Meta-response functions for corn yields and nitrogen losses were estimated from EPIC-generated data for three soil types and three weather scenarios. These metamodels were used to evaluate variable rate (VRT) versus uniform rate (URT) nitrogen application technologies for alternative weather scenarios and policy options. Except under very dry conditions, returns per acre for VRT were higher than for URT and the economic advantage of VRT increased as realized rainfall decreased from expected average rainfall. Nitrogen losses to the environment from VRT were lower for all situations examined, except on fields with little spatial variability.
Little is known about the impact of corn and energy prices on the profitability of irrigating corn in Tennessee. We evaluated the probability of a positive net present value (NPV) for center-pivot irrigation in Tennessee corn production. Three corn price series were employed to evaluate the effects of the shift in corn prices on the feasibility of irrigation. The recent rise in corn prices increased the probability of NPV being positive for irrigation investment. Future corn prices will need to remain high for investment in center-pivot irrigation to remain profitable under Tennessee growing conditions.

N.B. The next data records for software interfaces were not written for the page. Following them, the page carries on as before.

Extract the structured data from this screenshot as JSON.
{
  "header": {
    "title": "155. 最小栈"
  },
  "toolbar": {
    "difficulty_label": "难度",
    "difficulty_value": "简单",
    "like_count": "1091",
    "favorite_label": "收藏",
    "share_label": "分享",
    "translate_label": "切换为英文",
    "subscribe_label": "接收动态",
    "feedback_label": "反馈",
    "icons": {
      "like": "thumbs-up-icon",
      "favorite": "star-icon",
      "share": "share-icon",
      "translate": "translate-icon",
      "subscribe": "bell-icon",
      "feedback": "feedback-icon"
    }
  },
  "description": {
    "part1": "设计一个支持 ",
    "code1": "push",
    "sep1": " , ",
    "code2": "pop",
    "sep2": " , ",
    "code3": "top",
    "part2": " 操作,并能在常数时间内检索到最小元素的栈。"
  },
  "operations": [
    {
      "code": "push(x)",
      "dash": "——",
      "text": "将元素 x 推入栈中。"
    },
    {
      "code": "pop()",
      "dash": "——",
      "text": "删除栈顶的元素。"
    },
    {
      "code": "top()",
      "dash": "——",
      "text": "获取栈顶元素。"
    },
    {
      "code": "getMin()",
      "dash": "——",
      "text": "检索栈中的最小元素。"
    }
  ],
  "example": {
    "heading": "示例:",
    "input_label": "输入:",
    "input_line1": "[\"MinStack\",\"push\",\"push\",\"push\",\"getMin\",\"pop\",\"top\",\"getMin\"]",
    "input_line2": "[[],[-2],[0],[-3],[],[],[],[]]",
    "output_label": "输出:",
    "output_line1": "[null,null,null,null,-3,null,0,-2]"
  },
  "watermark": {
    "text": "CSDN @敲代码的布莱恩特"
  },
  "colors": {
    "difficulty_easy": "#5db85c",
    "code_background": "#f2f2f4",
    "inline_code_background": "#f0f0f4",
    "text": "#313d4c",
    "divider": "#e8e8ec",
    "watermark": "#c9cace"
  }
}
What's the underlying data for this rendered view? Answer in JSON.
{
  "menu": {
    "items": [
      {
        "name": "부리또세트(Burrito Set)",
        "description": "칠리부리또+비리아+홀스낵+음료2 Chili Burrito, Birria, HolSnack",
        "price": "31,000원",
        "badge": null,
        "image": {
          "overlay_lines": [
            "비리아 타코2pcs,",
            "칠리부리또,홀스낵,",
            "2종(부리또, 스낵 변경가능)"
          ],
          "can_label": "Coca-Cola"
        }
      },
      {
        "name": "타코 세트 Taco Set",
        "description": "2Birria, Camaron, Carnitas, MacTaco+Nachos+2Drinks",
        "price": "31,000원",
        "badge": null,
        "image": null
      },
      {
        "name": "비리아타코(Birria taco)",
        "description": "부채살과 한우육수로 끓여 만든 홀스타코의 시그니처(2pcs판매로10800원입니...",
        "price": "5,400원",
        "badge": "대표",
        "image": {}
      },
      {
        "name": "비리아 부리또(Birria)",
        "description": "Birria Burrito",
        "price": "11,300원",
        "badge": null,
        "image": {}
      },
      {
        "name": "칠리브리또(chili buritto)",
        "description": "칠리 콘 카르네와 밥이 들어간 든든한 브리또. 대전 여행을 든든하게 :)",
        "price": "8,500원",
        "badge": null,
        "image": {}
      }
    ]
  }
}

Deterministic and stochastic yield response plateau functions were estimated to determine the expected profit-maximizing nitrogen rates, yields, and net returns for corn grown after corn, cotton, and soybeans. The stochastic response functions were more appropriate than their deterministic counterparts, and the linear response stochastic plateau described the data the best. The profit-maximizing nitrogen rates were similar for corn after corn, cotton, and soybeans, but relative to corn after corn, the expected corn yield plateaus increased by 12% and 16% after cotton and soybeans, respectively. Expected net returns increased for corn after cotton and soybeans relative to corn after corn.
New and reemerging infectious diseases, such as pandemic viruses and resistant bacteria, pose a serious threat in the 21st century. Some of these agents represent global security threats. This review provides an overview of diagnostic challenges presented by pandemic influenza and biothreat agents. The article summarizes recent pandemics and disease outbreaks, point-of-care influenza diagnostic tests, biothreat agents, biothreat instrument systems, and technologies in development. It highlights how medical innovation and health care initiatives can help prepare health care professionals and public health personnel to handle future crises. Based on gap analysis for current point-of-care testing deficiencies, it concludes with policy recommendations that will enhance preparedness. (Disaster Med Public Health Preparedness. 2009;3(Suppl 2):S193–S202)